Using a whisk or fork

If you're looking to aerate or combine ingredients, beating them with a balloon whisk will do the job. The tines of the whisk break down lumps and fluff the ingredients, giving them a light, airy texture. It's the quickest and easiest method, too. If your goal is to aerate an ingredient or get an accurate measurement, you can even whisk your ingredients before taking them out of their containers. 

No whisk? No problem. Even a fork will work, though it won't fluff the ingredients quite as nicely. This method does come with a few major downsides, though. Whisks won't necessarily break down small, stubborn clumps the way that a sieve or sifter would. Plus, you're not filtering the ingredients through anything. That means you could end up baking unwelcome surprises in your baked goods, like clumps of dry cocoa, bits that weren't fully pulverized in the production process, and even those weevils we mentioned. 

Using a blender or food processor

Blenders and food processors are cumbersome and less convenient than whisks, but they're good alternatives to sifters or mesh sieves if the ingredients you're using have inconsistently sized particles. Almond flour, for example, typically has a few bits that are bigger than the rest. That's why recipes for French macarons always ask you to sift the almond flour. Forgo that critical step, and you'll end up with lumpy cookies.

If you want to make sure that your ingredients have an even texture with no extra lumps and neither a sifter nor a sieve is available, a blender will probably be your best bet.
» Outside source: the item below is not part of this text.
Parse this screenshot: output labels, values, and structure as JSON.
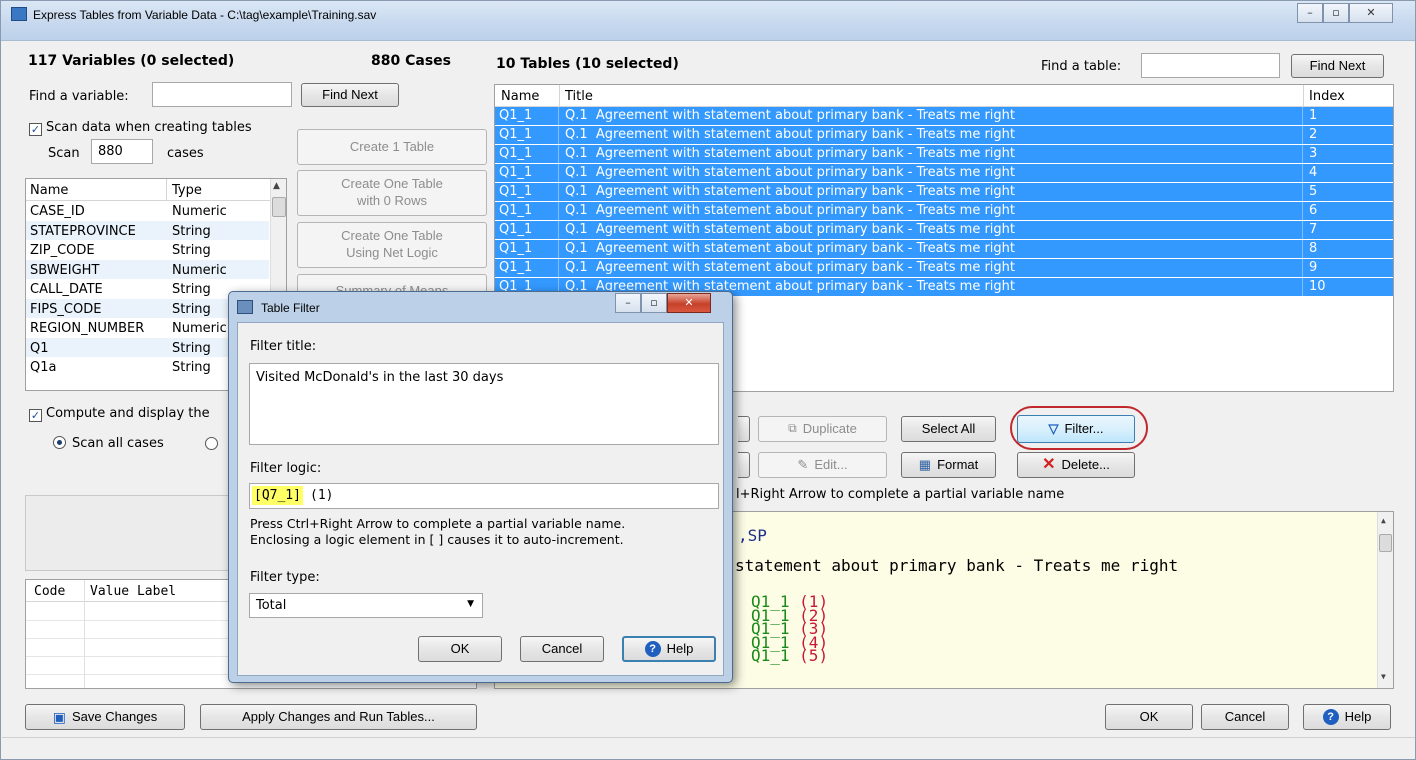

Not only will the blades mix and aerate the ingredients, but they'll also help break down the bigger particles and give the flour the texture you need. You could end up inadvertently packing the ingredients down, though, so you might want to go in with a whisk again afterward.